-- Available records --
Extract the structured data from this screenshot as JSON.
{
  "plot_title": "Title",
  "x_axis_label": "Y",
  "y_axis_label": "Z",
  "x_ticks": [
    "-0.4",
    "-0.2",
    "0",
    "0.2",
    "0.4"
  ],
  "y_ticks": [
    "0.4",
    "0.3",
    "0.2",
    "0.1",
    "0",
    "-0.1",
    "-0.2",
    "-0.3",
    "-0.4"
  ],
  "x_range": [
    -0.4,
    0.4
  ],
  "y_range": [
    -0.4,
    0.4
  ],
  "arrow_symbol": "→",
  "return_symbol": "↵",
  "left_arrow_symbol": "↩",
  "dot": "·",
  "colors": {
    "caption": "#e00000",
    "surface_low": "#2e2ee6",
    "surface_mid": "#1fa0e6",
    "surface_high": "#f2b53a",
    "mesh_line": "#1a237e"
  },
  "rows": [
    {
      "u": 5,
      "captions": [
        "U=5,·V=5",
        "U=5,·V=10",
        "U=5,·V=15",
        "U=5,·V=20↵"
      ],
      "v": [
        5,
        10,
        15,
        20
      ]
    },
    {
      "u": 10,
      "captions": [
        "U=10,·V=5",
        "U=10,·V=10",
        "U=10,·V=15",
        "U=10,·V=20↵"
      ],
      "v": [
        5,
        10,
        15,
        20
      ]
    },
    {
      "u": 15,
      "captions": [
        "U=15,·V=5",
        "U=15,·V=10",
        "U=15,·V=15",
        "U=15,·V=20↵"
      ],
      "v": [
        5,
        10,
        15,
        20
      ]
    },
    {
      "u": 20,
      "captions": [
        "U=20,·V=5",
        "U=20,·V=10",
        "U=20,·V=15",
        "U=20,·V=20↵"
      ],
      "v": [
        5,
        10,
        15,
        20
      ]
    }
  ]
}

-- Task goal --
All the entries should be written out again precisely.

-- Solution for this problem --
Extract the structured data from this screenshot as JSON.
{
  "plot_title": "Title",
  "x_axis_label": "Y",
  "y_axis_label": "Z",
  "x_ticks": [
    "-0.4",
    "-0.2",
    "0",
    "0.2",
    "0.4"
  ],
  "y_ticks": [
    "0.4",
    "0.3",
    "0.2",
    "0.1",
    "0",
    "-0.1",
    "-0.2",
    "-0.3",
    "-0.4"
  ],
  "x_range": [
    -0.4,
    0.4
  ],
  "y_range": [
    -0.4,
    0.4
  ],
  "arrow_symbol": "→",
  "return_symbol": "↵",
  "left_arrow_symbol": "↩",
  "dot": "·",
  "colors": {
    "caption": "#e00000",
    "surface_low": "#2e2ee6",
    "surface_mid": "#1fa0e6",
    "surface_high": "#f2b53a",
    "mesh_line": "#1a237e"
  },
  "rows": [
    {
      "u": 5,
      "captions": [
        "U=5,·V=5",
        "U=5,·V=10",
        "U=5,·V=15",
        "U=5,·V=20↵"
      ],
      "v": [
        5,
        10,
        15,
        20
      ]
    },
    {
      "u": 10,
      "captions": [
        "U=10,·V=5",
        "U=10,·V=10",
        "U=10,·V=15",
        "U=10,·V=20↵"
      ],
      "v": [
        5,
        10,
        15,
        20
      ]
    },
    {
      "u": 15,
      "captions": [
        "U=15,·V=5",
        "U=15,·V=10",
        "U=15,·V=15",
        "U=15,·V=20↵"
      ],
      "v": [
        5,
        10,
        15,
        20
      ]
    },
    {
      "u": 20,
      "captions": [
        "U=20,·V=5",
        "U=20,·V=10",
        "U=20,·V=15",
        "U=20,·V=20↵"
      ],
      "v": [
        5,
        10,
        15,
        20
      ]
    }
  ]
}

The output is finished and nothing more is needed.